The messaging for this action is a little different from what we are normally accustomed to. Recent studies have shown that for organizations that support government involvement in solving societal problems, it can be an uphill climb in generating public support. However, it can be done if done right. One of the ways to get it right is that instead of simply emphasizing the harsh consequences of government inaction, it is more effective to emphasizing the values our society holds dear and making the connection between public structures (government policies) and fulfillment of those values. If we only focus on the negative, people can get overwhelmed and turned off. That does not mean there is no for talking about the realities of inaction; it just does not always have to be the first and/or only point.
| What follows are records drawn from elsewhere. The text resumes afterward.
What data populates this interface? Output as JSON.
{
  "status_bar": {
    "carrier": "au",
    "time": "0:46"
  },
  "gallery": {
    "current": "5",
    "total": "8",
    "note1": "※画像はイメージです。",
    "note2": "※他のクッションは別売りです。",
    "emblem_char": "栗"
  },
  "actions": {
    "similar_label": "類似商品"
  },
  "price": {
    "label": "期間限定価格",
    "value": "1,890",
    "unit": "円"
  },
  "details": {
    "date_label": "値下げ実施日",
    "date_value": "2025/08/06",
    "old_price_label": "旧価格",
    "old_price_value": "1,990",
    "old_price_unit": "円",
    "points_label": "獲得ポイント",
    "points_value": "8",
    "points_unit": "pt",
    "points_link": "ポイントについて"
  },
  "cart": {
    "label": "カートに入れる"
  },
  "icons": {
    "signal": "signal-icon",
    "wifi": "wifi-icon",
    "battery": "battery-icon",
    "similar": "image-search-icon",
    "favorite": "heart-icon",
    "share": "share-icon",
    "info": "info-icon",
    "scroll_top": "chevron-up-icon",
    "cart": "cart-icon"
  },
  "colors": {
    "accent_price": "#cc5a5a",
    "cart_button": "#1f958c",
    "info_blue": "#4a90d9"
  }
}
Therefore, in this action, we are focusing on a basic American and human value — support for and by the family and the public policies that help us maintain and strengthen that value. By connecting government policies (the EITC and CTC) with supporting families, we begin to show others that our public structures to play an important role in supporting families and that we are right as a people to enact those policies. We cannot forget that our government is us — the people — and the economy is something we create. We can therefore, through the power of collective governance, shape an economy that benefits everyone and creates a better future for our children.
Fortunately, this type of messaging is perfect for RESULTS activists. RESULTS has spent more than a generation inspiring decision-makers and the public at large to make ending poverty a top priority. We have a natural affinity toward messages and stories that will move people to act. As activists well-accustomed to making the connection between public policy and individual prosperity, this action again gives us the opportunity to change the conversation from why should government get involved to how best can we create the America and world we all want to see.
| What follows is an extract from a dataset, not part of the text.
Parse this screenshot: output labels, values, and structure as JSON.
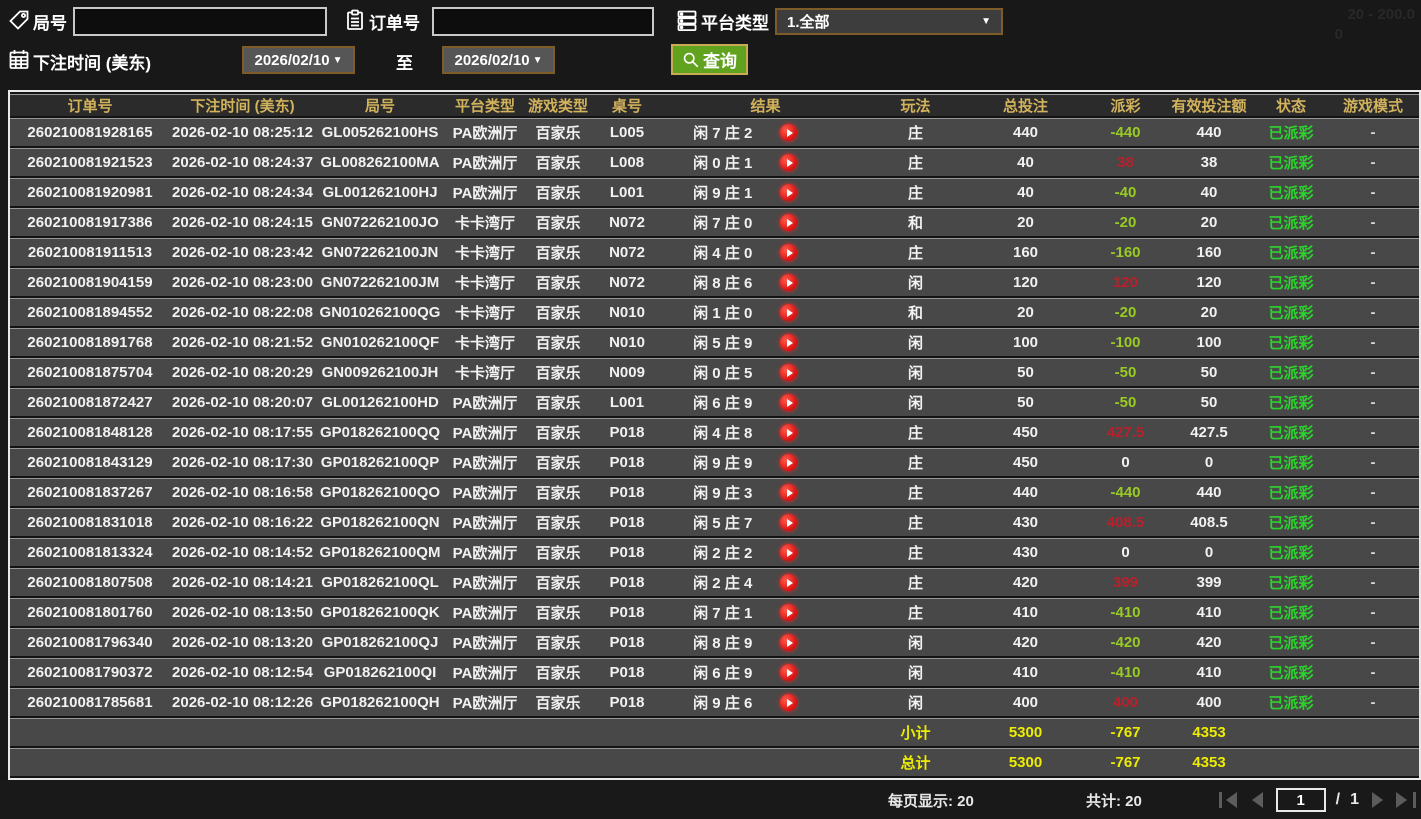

Tips on Generating a Letter to the Editor — Remember Your C’s
Be Current. Responding to a recent article in the newspaper will increase your odds of being published.
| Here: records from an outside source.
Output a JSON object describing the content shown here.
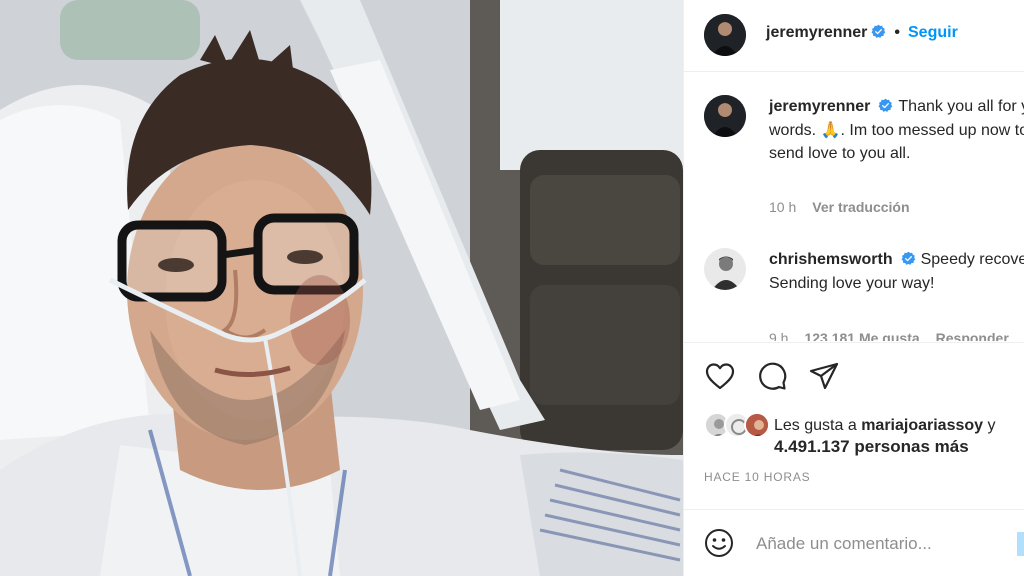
{
  "post": {
    "image_alt": "Selfie de hombre en cama de hospital con gafas y cánula nasal",
    "author": {
      "username": "jeremyrenner",
      "verified": true,
      "follow_label": "Seguir",
      "separator": "•"
    }
  },
  "comments": [
    {
      "username": "jeremyrenner",
      "verified": true,
      "text": "Thank you all for your kind words. 🙏. Im too messed up now to type. But I send love to you all.",
      "time": "10 h",
      "translate_label": "Ver traducción"
    },
    {
      "username": "chrishemsworth",
      "verified": true,
      "text": "Speedy recovery buddy. Sending love your way!",
      "time": "9 h",
      "likes": "123.181 Me gusta",
      "reply_label": "Responder"
    }
  ],
  "likes": {
    "prefix": "Les gusta a",
    "user": "mariajoariassoy",
    "conjunction": "y",
    "others": "4.491.137 personas más"
  },
  "timestamp": "HACE 10 HORAS",
  "add_comment": {
    "placeholder": "Añade un comentario..."
  },
  "icons": {
    "like": "heart-icon",
    "comment": "comment-icon",
    "share": "paper-plane-icon",
    "emoji": "smiley-icon",
    "verified": "verified-badge-icon"
  },
  "colors": {
    "accent": "#0095f6",
    "verified": "#3897f0",
    "text": "#262626",
    "muted": "#8e8e8e"
  }
}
Be Clear and Concise. Most papers will not print letters that are more than 200–250 words. Some papers limit them to 150 words. The shorter the letter, the more likely it will be published. Stick to one subject and check your grammar. Create your letter using the EPIC format (Engage, state the Problem, Inform about a solution, give a Call to action). After you have written your letter, read it aloud (this really works). Ask yourself: Is my point clear? Is my letter compelling? Can I shorten it and still get my point across? See our Media Hooks and Framing page for tips on how to word your letter.
Connect the Dots. Connect the dots between your community and families that are suffering.
Be Challenging. Feel free to question what others have said or done, and even start your letter off with a feisty first sentence. However, be sure to avoid personal attacks. An argument based on merit rather than emotional attacks is respectful and more persuasive.
Call to Action. Make sure your letter calls on Congress or the public to do something. In this case, tell members of Congress to pass measures that help families and kids. In fact, mention members of Congress by name. Because many congressional offices do Internet searches each day, this increases the chance your member of Congress will see your letter. If published, be sure to fax or e-mail your letter to their offices as well.